• Aim of the task:
Restate all of the data below word for word.

--- Provided material ---

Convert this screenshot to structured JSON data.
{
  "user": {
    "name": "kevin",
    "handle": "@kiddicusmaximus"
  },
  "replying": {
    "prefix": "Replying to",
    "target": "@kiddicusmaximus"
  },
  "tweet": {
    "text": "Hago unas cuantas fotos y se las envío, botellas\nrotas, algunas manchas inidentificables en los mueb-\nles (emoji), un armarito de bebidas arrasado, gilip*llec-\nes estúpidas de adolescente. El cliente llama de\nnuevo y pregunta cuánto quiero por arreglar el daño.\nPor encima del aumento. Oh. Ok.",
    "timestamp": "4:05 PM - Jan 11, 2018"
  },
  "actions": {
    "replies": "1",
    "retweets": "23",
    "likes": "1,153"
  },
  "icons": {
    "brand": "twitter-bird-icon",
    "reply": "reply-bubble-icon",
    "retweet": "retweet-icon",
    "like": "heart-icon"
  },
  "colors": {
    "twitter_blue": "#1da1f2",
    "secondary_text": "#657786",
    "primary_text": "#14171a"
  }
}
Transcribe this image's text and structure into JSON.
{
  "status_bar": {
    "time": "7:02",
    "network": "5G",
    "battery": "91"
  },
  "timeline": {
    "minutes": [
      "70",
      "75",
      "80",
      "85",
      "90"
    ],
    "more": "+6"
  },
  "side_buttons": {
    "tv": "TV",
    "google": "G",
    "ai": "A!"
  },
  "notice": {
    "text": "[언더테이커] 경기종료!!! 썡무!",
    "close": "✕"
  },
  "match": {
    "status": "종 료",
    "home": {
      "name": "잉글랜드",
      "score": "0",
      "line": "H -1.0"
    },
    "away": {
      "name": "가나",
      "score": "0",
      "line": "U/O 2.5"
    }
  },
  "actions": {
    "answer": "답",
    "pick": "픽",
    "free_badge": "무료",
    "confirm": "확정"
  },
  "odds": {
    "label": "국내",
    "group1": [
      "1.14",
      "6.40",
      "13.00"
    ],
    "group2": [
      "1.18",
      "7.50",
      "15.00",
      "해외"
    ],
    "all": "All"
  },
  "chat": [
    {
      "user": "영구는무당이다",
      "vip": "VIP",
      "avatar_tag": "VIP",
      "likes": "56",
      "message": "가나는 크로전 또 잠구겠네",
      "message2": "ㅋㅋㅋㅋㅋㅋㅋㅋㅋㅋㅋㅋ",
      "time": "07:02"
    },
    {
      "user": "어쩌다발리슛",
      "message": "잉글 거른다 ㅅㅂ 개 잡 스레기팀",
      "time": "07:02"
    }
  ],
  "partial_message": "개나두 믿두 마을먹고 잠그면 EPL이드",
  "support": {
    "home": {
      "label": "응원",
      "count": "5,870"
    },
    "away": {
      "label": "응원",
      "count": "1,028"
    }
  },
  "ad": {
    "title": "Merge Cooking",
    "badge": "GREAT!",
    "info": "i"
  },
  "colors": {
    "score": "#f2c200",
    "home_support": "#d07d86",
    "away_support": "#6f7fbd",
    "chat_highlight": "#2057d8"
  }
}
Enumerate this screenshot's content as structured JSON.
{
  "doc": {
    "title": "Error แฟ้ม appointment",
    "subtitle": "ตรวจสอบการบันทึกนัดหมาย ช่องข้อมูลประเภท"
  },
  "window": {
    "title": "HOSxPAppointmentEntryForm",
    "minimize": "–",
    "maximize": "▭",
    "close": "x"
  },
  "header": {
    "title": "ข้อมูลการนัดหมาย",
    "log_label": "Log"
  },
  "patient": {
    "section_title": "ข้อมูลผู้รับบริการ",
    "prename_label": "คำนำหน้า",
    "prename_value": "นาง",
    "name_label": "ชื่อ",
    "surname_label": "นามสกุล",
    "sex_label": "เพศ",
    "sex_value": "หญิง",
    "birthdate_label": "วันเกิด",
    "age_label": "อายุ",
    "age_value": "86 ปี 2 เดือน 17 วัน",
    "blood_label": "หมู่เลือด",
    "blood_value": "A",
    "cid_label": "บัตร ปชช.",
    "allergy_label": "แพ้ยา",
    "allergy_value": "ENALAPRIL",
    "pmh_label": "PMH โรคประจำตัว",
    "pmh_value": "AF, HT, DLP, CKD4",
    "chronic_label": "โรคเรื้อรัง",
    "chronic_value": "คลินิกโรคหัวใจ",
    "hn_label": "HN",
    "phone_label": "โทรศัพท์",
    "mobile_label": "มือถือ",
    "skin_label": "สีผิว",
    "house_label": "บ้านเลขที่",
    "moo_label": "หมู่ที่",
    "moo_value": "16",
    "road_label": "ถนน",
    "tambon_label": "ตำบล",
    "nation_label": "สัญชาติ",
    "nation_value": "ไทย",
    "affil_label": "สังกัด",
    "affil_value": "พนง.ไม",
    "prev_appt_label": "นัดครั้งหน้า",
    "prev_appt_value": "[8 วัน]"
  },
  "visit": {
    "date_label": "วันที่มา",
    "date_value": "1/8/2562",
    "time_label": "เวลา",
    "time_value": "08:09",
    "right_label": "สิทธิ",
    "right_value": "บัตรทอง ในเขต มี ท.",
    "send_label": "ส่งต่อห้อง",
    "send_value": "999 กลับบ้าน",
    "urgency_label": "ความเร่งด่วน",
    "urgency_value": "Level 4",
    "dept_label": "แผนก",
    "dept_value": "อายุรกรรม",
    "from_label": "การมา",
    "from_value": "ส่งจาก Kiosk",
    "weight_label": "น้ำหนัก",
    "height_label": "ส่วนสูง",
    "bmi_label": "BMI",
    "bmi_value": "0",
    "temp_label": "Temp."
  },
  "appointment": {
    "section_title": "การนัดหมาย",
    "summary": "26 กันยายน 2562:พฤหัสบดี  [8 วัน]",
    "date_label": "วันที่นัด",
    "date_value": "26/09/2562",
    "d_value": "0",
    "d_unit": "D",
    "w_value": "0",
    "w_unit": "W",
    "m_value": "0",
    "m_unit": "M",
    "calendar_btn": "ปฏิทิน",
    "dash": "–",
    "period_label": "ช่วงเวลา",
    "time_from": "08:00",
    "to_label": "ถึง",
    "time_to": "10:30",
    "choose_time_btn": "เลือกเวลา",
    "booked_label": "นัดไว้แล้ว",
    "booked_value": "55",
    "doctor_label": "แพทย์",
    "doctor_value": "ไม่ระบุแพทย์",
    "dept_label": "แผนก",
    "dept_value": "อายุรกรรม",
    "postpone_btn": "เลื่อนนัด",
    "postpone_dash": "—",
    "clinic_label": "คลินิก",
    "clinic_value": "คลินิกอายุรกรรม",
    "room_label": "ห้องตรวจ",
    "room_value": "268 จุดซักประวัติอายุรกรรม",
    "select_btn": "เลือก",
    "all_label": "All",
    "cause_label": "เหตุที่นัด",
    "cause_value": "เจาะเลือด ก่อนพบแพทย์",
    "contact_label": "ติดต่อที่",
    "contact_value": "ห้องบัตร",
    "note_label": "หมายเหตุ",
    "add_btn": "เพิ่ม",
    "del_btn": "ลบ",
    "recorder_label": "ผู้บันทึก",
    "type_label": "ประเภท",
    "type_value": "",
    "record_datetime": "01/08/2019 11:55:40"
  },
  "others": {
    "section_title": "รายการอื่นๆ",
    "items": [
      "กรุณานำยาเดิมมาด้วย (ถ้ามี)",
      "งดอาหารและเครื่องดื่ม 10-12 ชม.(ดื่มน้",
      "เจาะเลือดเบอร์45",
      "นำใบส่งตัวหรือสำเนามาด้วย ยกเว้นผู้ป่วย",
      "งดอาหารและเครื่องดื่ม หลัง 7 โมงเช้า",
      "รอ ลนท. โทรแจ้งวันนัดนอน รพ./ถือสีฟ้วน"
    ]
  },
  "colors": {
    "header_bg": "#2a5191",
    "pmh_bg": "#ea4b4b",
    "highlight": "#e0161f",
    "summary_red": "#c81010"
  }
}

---

• Reply:
Convert this screenshot to structured JSON data.
{
  "user": {
    "name": "kevin",
    "handle": "@kiddicusmaximus"
  },
  "replying": {
    "prefix": "Replying to",
    "target": "@kiddicusmaximus"
  },
  "tweet": {
    "text": "Hago unas cuantas fotos y se las envío, botellas\nrotas, algunas manchas inidentificables en los mueb-\nles (emoji), un armarito de bebidas arrasado, gilip*llec-\nes estúpidas de adolescente. El cliente llama de\nnuevo y pregunta cuánto quiero por arreglar el daño.\nPor encima del aumento. Oh. Ok.",
    "timestamp": "4:05 PM - Jan 11, 2018"
  },
  "actions": {
    "replies": "1",
    "retweets": "23",
    "likes": "1,153"
  },
  "icons": {
    "brand": "twitter-bird-icon",
    "reply": "reply-bubble-icon",
    "retweet": "retweet-icon",
    "like": "heart-icon"
  },
  "colors": {
    "twitter_blue": "#1da1f2",
    "secondary_text": "#657786",
    "primary_text": "#14171a"
  }
}
Transcribe this image's text and structure into JSON.
{
  "status_bar": {
    "time": "7:02",
    "network": "5G",
    "battery": "91"
  },
  "timeline": {
    "minutes": [
      "70",
      "75",
      "80",
      "85",
      "90"
    ],
    "more": "+6"
  },
  "side_buttons": {
    "tv": "TV",
    "google": "G",
    "ai": "A!"
  },
  "notice": {
    "text": "[언더테이커] 경기종료!!! 썡무!",
    "close": "✕"
  },
  "match": {
    "status": "종 료",
    "home": {
      "name": "잉글랜드",
      "score": "0",
      "line": "H -1.0"
    },
    "away": {
      "name": "가나",
      "score": "0",
      "line": "U/O 2.5"
    }
  },
  "actions": {
    "answer": "답",
    "pick": "픽",
    "free_badge": "무료",
    "confirm": "확정"
  },
  "odds": {
    "label": "국내",
    "group1": [
      "1.14",
      "6.40",
      "13.00"
    ],
    "group2": [
      "1.18",
      "7.50",
      "15.00",
      "해외"
    ],
    "all": "All"
  },
  "chat": [
    {
      "user": "영구는무당이다",
      "vip": "VIP",
      "avatar_tag": "VIP",
      "likes": "56",
      "message": "가나는 크로전 또 잠구겠네",
      "message2": "ㅋㅋㅋㅋㅋㅋㅋㅋㅋㅋㅋㅋ",
      "time": "07:02"
    },
    {
      "user": "어쩌다발리슛",
      "message": "잉글 거른다 ㅅㅂ 개 잡 스레기팀",
      "time": "07:02"
    }
  ],
  "partial_message": "개나두 믿두 마을먹고 잠그면 EPL이드",
  "support": {
    "home": {
      "label": "응원",
      "count": "5,870"
    },
    "away": {
      "label": "응원",
      "count": "1,028"
    }
  },
  "ad": {
    "title": "Merge Cooking",
    "badge": "GREAT!",
    "info": "i"
  },
  "colors": {
    "score": "#f2c200",
    "home_support": "#d07d86",
    "away_support": "#6f7fbd",
    "chat_highlight": "#2057d8"
  }
}
Enumerate this screenshot's content as structured JSON.
{
  "doc": {
    "title": "Error แฟ้ม appointment",
    "subtitle": "ตรวจสอบการบันทึกนัดหมาย ช่องข้อมูลประเภท"
  },
  "window": {
    "title": "HOSxPAppointmentEntryForm",
    "minimize": "–",
    "maximize": "▭",
    "close": "x"
  },
  "header": {
    "title": "ข้อมูลการนัดหมาย",
    "log_label": "Log"
  },
  "patient": {
    "section_title": "ข้อมูลผู้รับบริการ",
    "prename_label": "คำนำหน้า",
    "prename_value": "นาง",
    "name_label": "ชื่อ",
    "surname_label": "นามสกุล",
    "sex_label": "เพศ",
    "sex_value": "หญิง",
    "birthdate_label": "วันเกิด",
    "age_label": "อายุ",
    "age_value": "86 ปี 2 เดือน 17 วัน",
    "blood_label": "หมู่เลือด",
    "blood_value": "A",
    "cid_label": "บัตร ปชช.",
    "allergy_label": "แพ้ยา",
    "allergy_value": "ENALAPRIL",
    "pmh_label": "PMH โรคประจำตัว",
    "pmh_value": "AF, HT, DLP, CKD4",
    "chronic_label": "โรคเรื้อรัง",
    "chronic_value": "คลินิกโรคหัวใจ",
    "hn_label": "HN",
    "phone_label": "โทรศัพท์",
    "mobile_label": "มือถือ",
    "skin_label": "สีผิว",
    "house_label": "บ้านเลขที่",
    "moo_label": "หมู่ที่",
    "moo_value": "16",
    "road_label": "ถนน",
    "tambon_label": "ตำบล",
    "nation_label": "สัญชาติ",
    "nation_value": "ไทย",
    "affil_label": "สังกัด",
    "affil_value": "พนง.ไม",
    "prev_appt_label": "นัดครั้งหน้า",
    "prev_appt_value": "[8 วัน]"
  },
  "visit": {
    "date_label": "วันที่มา",
    "date_value": "1/8/2562",
    "time_label": "เวลา",
    "time_value": "08:09",
    "right_label": "สิทธิ",
    "right_value": "บัตรทอง ในเขต มี ท.",
    "send_label": "ส่งต่อห้อง",
    "send_value": "999 กลับบ้าน",
    "urgency_label": "ความเร่งด่วน",
    "urgency_value": "Level 4",
    "dept_label": "แผนก",
    "dept_value": "อายุรกรรม",
    "from_label": "การมา",
    "from_value": "ส่งจาก Kiosk",
    "weight_label": "น้ำหนัก",
    "height_label": "ส่วนสูง",
    "bmi_label": "BMI",
    "bmi_value": "0",
    "temp_label": "Temp."
  },
  "appointment": {
    "section_title": "การนัดหมาย",
    "summary": "26 กันยายน 2562:พฤหัสบดี  [8 วัน]",
    "date_label": "วันที่นัด",
    "date_value": "26/09/2562",
    "d_value": "0",
    "d_unit": "D",
    "w_value": "0",
    "w_unit": "W",
    "m_value": "0",
    "m_unit": "M",
    "calendar_btn": "ปฏิทิน",
    "dash": "–",
    "period_label": "ช่วงเวลา",
    "time_from": "08:00",
    "to_label": "ถึง",
    "time_to": "10:30",
    "choose_time_btn": "เลือกเวลา",
    "booked_label": "นัดไว้แล้ว",
    "booked_value": "55",
    "doctor_label": "แพทย์",
    "doctor_value": "ไม่ระบุแพทย์",
    "dept_label": "แผนก",
    "dept_value": "อายุรกรรม",
    "postpone_btn": "เลื่อนนัด",
    "postpone_dash": "—",
    "clinic_label": "คลินิก",
    "clinic_value": "คลินิกอายุรกรรม",
    "room_label": "ห้องตรวจ",
    "room_value": "268 จุดซักประวัติอายุรกรรม",
    "select_btn": "เลือก",
    "all_label": "All",
    "cause_label": "เหตุที่นัด",
    "cause_value": "เจาะเลือด ก่อนพบแพทย์",
    "contact_label": "ติดต่อที่",
    "contact_value": "ห้องบัตร",
    "note_label": "หมายเหตุ",
    "add_btn": "เพิ่ม",
    "del_btn": "ลบ",
    "recorder_label": "ผู้บันทึก",
    "type_label": "ประเภท",
    "type_value": "",
    "record_datetime": "01/08/2019 11:55:40"
  },
  "others": {
    "section_title": "รายการอื่นๆ",
    "items": [
      "กรุณานำยาเดิมมาด้วย (ถ้ามี)",
      "งดอาหารและเครื่องดื่ม 10-12 ชม.(ดื่มน้",
      "เจาะเลือดเบอร์45",
      "นำใบส่งตัวหรือสำเนามาด้วย ยกเว้นผู้ป่วย",
      "งดอาหารและเครื่องดื่ม หลัง 7 โมงเช้า",
      "รอ ลนท. โทรแจ้งวันนัดนอน รพ./ถือสีฟ้วน"
    ]
  },
  "colors": {
    "header_bg": "#2a5191",
    "pmh_bg": "#ea4b4b",
    "highlight": "#e0161f",
    "summary_red": "#c81010"
  }
}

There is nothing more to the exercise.